At his keynote speech at Mobile World Congress in Barcelona, Schmidt revealed that Nokia and Google had held talks over the possibility of adopting its Android operating system.
"We would have loved that they had chosen Android. They chose the other guys, that other competitor, Microsoft. I think we are pretty straightforward.
"We would like them to adopt Android at some point in the future and that offer remains open. We think Android was a good choice for Nokia. We are sorry they made a different choice," said Schmidt.
Nokia, which has lost up to 20 per cent of its value since last Friday's announcement, is thought to be unlikely to be able to bring a Windows 7 device to market this year, although obviously nobody really knows how quickly it would have been able to move on Android.
In a tubthumping speech and Q&A session yesterday, Schmidt praised the Android platform to the skies, claiming that over 300,000 new Android devices were being activated daily with access to over 150,000 apps (as of late April 2010 it had barely 50,000).
Schmidt would not, however be drawn on whether or not Google might buy Twitter, saying only that he loved to tweet. He also said that he was not too concernced about a competitive challenge from Facebook, noting that Microsoft's Bing search engine was actually a stronger competitor, and also had some good words for Google employee Wael Ghonim, who was arrested during the Egyptian revolution.
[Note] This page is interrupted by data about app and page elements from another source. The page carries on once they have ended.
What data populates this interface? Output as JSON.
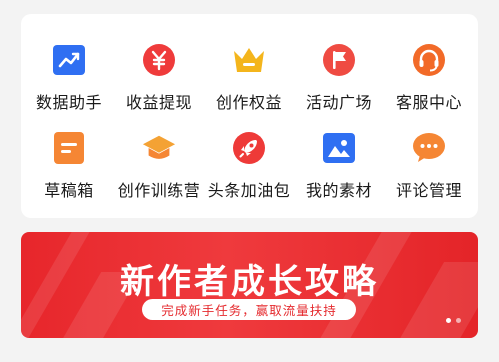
{
  "grid": {
    "items": [
      {
        "label": "数据助手",
        "icon": "data-chart-icon",
        "color": "#2f6ff2"
      },
      {
        "label": "收益提现",
        "icon": "yen-coin-icon",
        "color": "#ef3b3b"
      },
      {
        "label": "创作权益",
        "icon": "crown-icon",
        "color": "#f4b51c"
      },
      {
        "label": "活动广场",
        "icon": "flag-icon",
        "color": "#ef4b42"
      },
      {
        "label": "客服中心",
        "icon": "headset-icon",
        "color": "#f26a28"
      },
      {
        "label": "草稿箱",
        "icon": "draft-icon",
        "color": "#f58634"
      },
      {
        "label": "创作训练营",
        "icon": "graduation-cap-icon",
        "color": "#f4a234"
      },
      {
        "label": "头条加油包",
        "icon": "rocket-icon",
        "color": "#ee3a38"
      },
      {
        "label": "我的素材",
        "icon": "image-icon",
        "color": "#2f6ff2"
      },
      {
        "label": "评论管理",
        "icon": "comment-icon",
        "color": "#f58634"
      }
    ]
  },
  "banner": {
    "title": "新作者成长攻略",
    "subtitle": "完成新手任务，赢取流量扶持",
    "color": "#e7262b",
    "pages": 2,
    "active_page": 1
  }
}
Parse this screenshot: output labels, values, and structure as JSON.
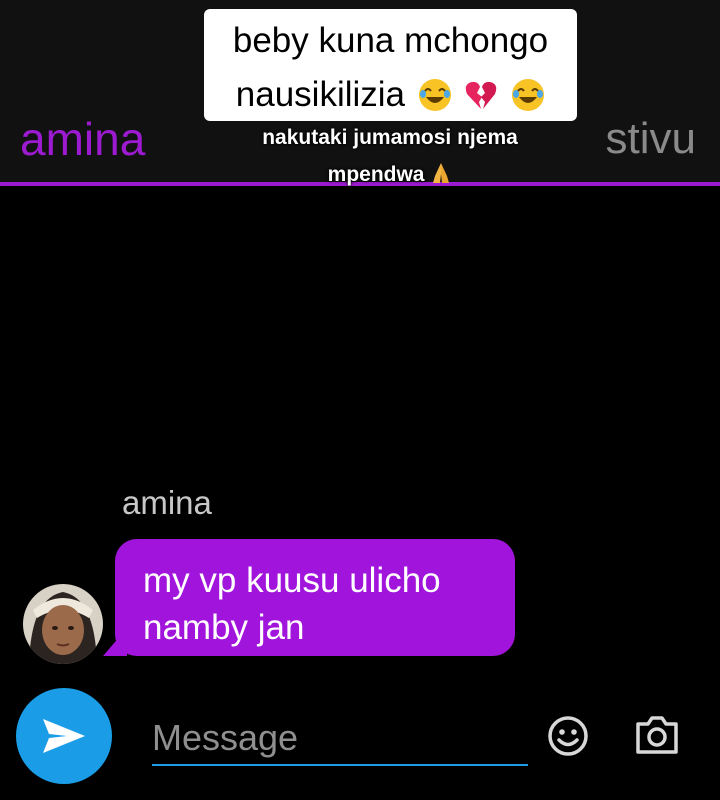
{
  "header": {
    "left_name": "amina",
    "right_name": "stivu"
  },
  "overlay": {
    "caption_line1": "beby kuna mchongo",
    "caption_line2": "nausikilizia",
    "caption_emojis": [
      "joy-emoji",
      "broken-heart-emoji",
      "joy-emoji"
    ],
    "subtitle_line1": "nakutaki jumamosi njema",
    "subtitle_line2": "mpendwa",
    "subtitle_emoji": "praying-hands-emoji"
  },
  "chat": {
    "sender": "amina",
    "message_line1": "my vp kuusu ulicho",
    "message_line2": "namby jan"
  },
  "composer": {
    "placeholder": "Message"
  },
  "colors": {
    "accent_purple": "#9c1ad0",
    "bubble_purple": "#a114dc",
    "send_blue": "#1a9ce6"
  }
}
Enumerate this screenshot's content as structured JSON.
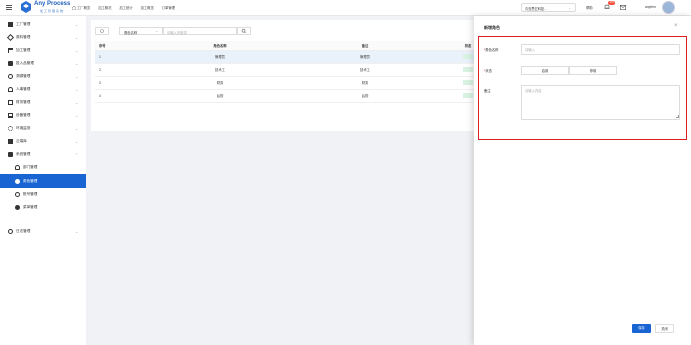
{
  "header": {
    "brand": "Any Process",
    "brand_sub": "加工管理系统",
    "nav": [
      "工厂概览",
      "加工概况",
      "加工统计",
      "加工概览",
      "订单管理"
    ],
    "factory_select": "青岛思亿科技...",
    "help": "帮助",
    "badge": "176",
    "user": "anyfem"
  },
  "sidebar": {
    "items": [
      {
        "label": "工厂管理",
        "icon": "grid-icon"
      },
      {
        "label": "原料管理",
        "icon": "tools-icon"
      },
      {
        "label": "加工管理",
        "icon": "hammer-icon"
      },
      {
        "label": "投入品管理",
        "icon": "box-icon"
      },
      {
        "label": "溯源管理",
        "icon": "trace-icon"
      },
      {
        "label": "人事管理",
        "icon": "person-icon"
      },
      {
        "label": "财务管理",
        "icon": "wallet-icon"
      },
      {
        "label": "设备管理",
        "icon": "monitor-icon"
      },
      {
        "label": "环境监测",
        "icon": "gear-icon"
      },
      {
        "label": "云端库",
        "icon": "book-icon"
      },
      {
        "label": "系统管理",
        "icon": "computer-icon"
      },
      {
        "label": "部门管理",
        "icon": "dept-icon"
      },
      {
        "label": "角色管理",
        "icon": "role-icon"
      },
      {
        "label": "账号管理",
        "icon": "account-icon"
      },
      {
        "label": "菜单管理",
        "icon": "menu-icon"
      },
      {
        "label": "日志管理",
        "icon": "log-icon"
      }
    ]
  },
  "toolbar": {
    "filter_select": "角色名称",
    "search_placeholder": "请输入关键词"
  },
  "table": {
    "headers": [
      "序号",
      "角色名称",
      "备注",
      "状态"
    ],
    "rows": [
      {
        "no": "1",
        "name": "管理员",
        "note": "管理员"
      },
      {
        "no": "2",
        "name": "技术工",
        "note": "技术工"
      },
      {
        "no": "3",
        "name": "财务",
        "note": "财务"
      },
      {
        "no": "4",
        "name": "后勤",
        "note": "后勤"
      }
    ]
  },
  "drawer": {
    "title": "新增角色",
    "name_label": "角色名称",
    "name_placeholder": "请输入",
    "status_label": "状态",
    "status_options": [
      "启用",
      "停用"
    ],
    "note_label": "备注",
    "note_placeholder": "请输入内容",
    "save": "保存",
    "close": "关闭"
  }
}
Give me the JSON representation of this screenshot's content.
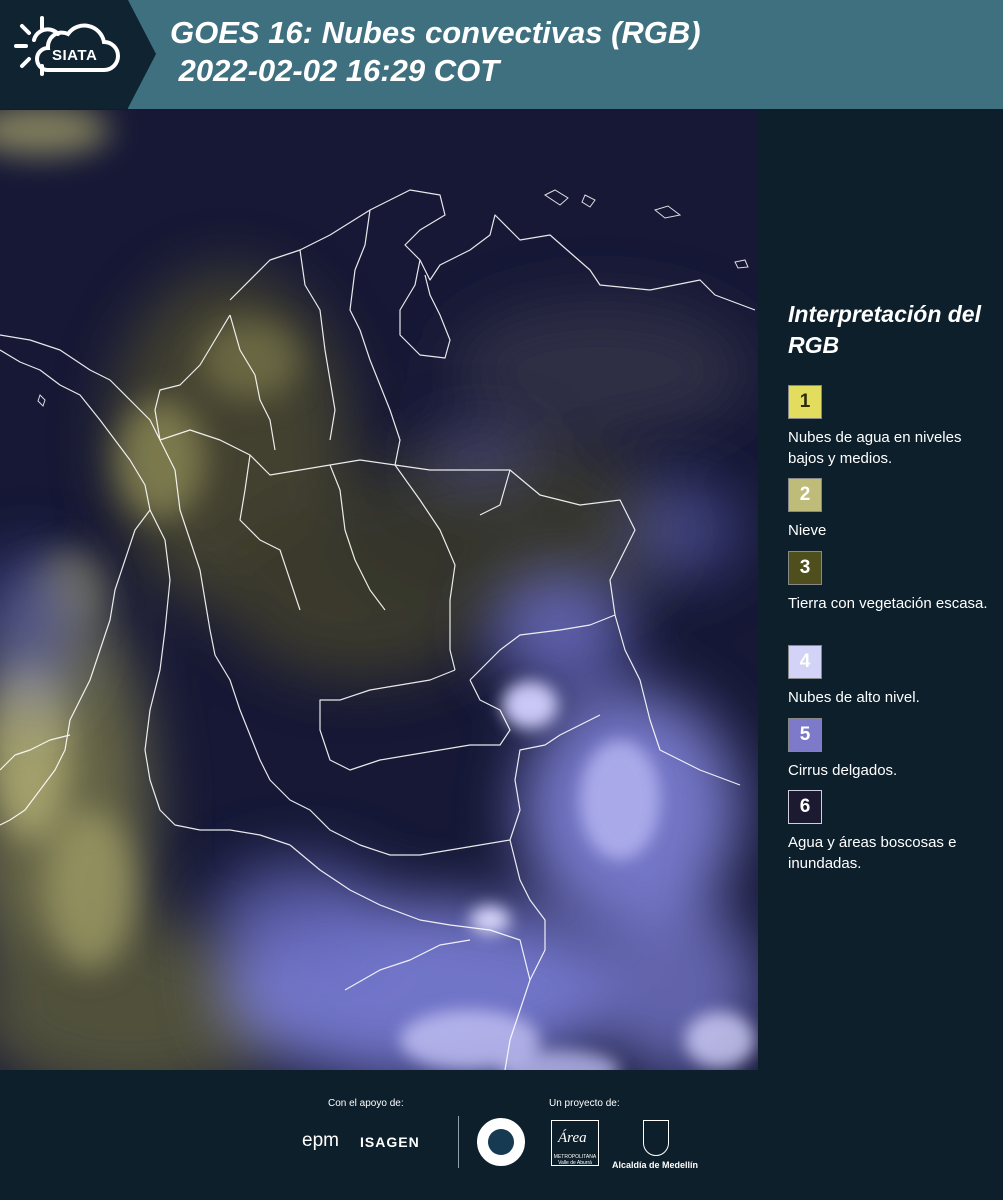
{
  "header": {
    "logo_text": "SIATA",
    "title_line1": "GOES 16: Nubes convectivas (RGB)",
    "title_line2": " 2022-02-02 16:29 COT"
  },
  "legend": {
    "title": "Interpretación del RGB",
    "items": [
      {
        "number": "1",
        "label": "Nubes de agua en niveles bajos y medios.",
        "color": "#e2dd5f",
        "text_color": "#2d2c0a"
      },
      {
        "number": "2",
        "label": "Nieve",
        "color": "#bfbb79",
        "text_color": "#ffffff"
      },
      {
        "number": "3",
        "label": "Tierra con vegetación escasa.",
        "color": "#4f4e1d",
        "text_color": "#ffffff"
      },
      {
        "number": "4",
        "label": "Nubes de alto nivel.",
        "color": "#d3d2f7",
        "text_color": "#ffffff"
      },
      {
        "number": "5",
        "label": "Cirrus delgados.",
        "color": "#7d7bc9",
        "text_color": "#ffffff"
      },
      {
        "number": "6",
        "label": "Agua y áreas boscosas e inundadas.",
        "color": "#1b1a30",
        "text_color": "#ffffff"
      }
    ]
  },
  "footer": {
    "support_label": "Con el apoyo de:",
    "project_label": "Un proyecto de:",
    "epm_label": "epm",
    "isagen_label": "ISAGEN",
    "area_label": "Área",
    "area_sub_label": "METROPOLITANA Valle de Aburrá",
    "alcaldia_label": "Alcaldía de Medellín"
  },
  "colors": {
    "header_bg": "#3e7080",
    "logo_bg": "#0f2330",
    "legend_bg": "#0c1f2b",
    "map_dark": "#151735",
    "cloud_blue": "#8d8ef0"
  }
}
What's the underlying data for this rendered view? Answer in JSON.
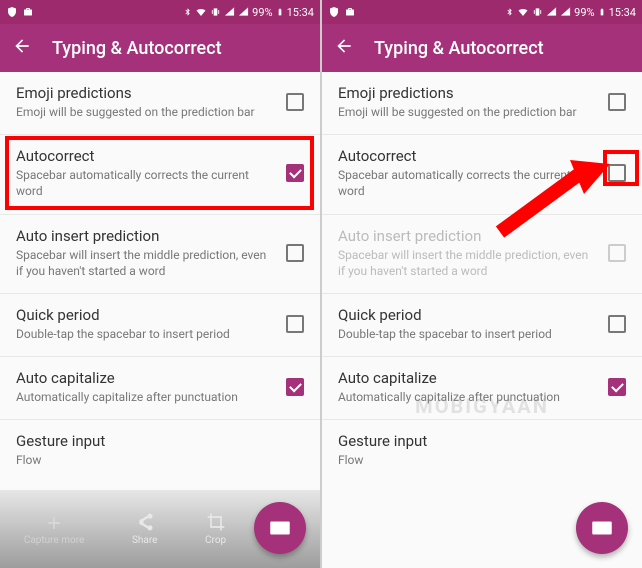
{
  "status": {
    "battery": "99%",
    "time": "15:34"
  },
  "toolbar": {
    "title": "Typing & Autocorrect"
  },
  "rows": {
    "emoji": {
      "title": "Emoji predictions",
      "sub": "Emoji will be suggested on the prediction bar"
    },
    "auto": {
      "title": "Autocorrect",
      "sub": "Spacebar automatically corrects the current word"
    },
    "insert": {
      "title": "Auto insert prediction",
      "sub": "Spacebar will insert the middle prediction, even if you haven't started a word"
    },
    "period": {
      "title": "Quick period",
      "sub": "Double-tap the spacebar to insert period"
    },
    "cap": {
      "title": "Auto capitalize",
      "sub": "Automatically capitalize after punctuation"
    },
    "gesture": {
      "title": "Gesture input",
      "sub": "Flow"
    }
  },
  "bottombar": {
    "capture": "Capture more",
    "share": "Share",
    "crop": "Crop"
  },
  "watermark": "MOBIGYAAN"
}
Photo courtesy: Google
This was first published in February 2011